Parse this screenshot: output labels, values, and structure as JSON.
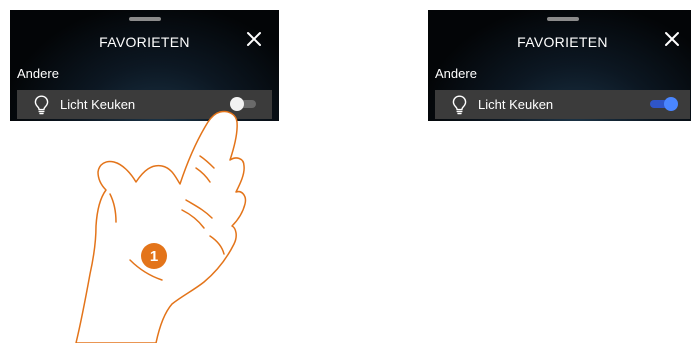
{
  "colors": {
    "accent": "#4a86ff",
    "hand_outline": "#e3741a",
    "step_badge": "#e3741a"
  },
  "panels": [
    {
      "state": "before",
      "title": "FAVORIETEN",
      "section": "Andere",
      "item": {
        "label": "Licht Keuken",
        "icon": "lightbulb-icon",
        "toggle_on": false
      }
    },
    {
      "state": "after",
      "title": "FAVORIETEN",
      "section": "Andere",
      "item": {
        "label": "Licht Keuken",
        "icon": "lightbulb-icon",
        "toggle_on": true
      }
    }
  ],
  "step_marker": "1",
  "icons": {
    "close": "close-icon",
    "hand": "pointing-hand-icon"
  }
}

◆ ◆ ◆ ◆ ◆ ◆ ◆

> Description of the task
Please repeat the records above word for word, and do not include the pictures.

> Task solution
Parse this screenshot: output labels, values, and structure as JSON.
{
  "colors": {
    "accent": "#4a86ff",
    "hand_outline": "#e3741a",
    "step_badge": "#e3741a"
  },
  "panels": [
    {
      "state": "before",
      "title": "FAVORIETEN",
      "section": "Andere",
      "item": {
        "label": "Licht Keuken",
        "icon": "lightbulb-icon",
        "toggle_on": false
      }
    },
    {
      "state": "after",
      "title": "FAVORIETEN",
      "section": "Andere",
      "item": {
        "label": "Licht Keuken",
        "icon": "lightbulb-icon",
        "toggle_on": true
      }
    }
  ],
  "step_marker": "1",
  "icons": {
    "close": "close-icon",
    "hand": "pointing-hand-icon"
  }
}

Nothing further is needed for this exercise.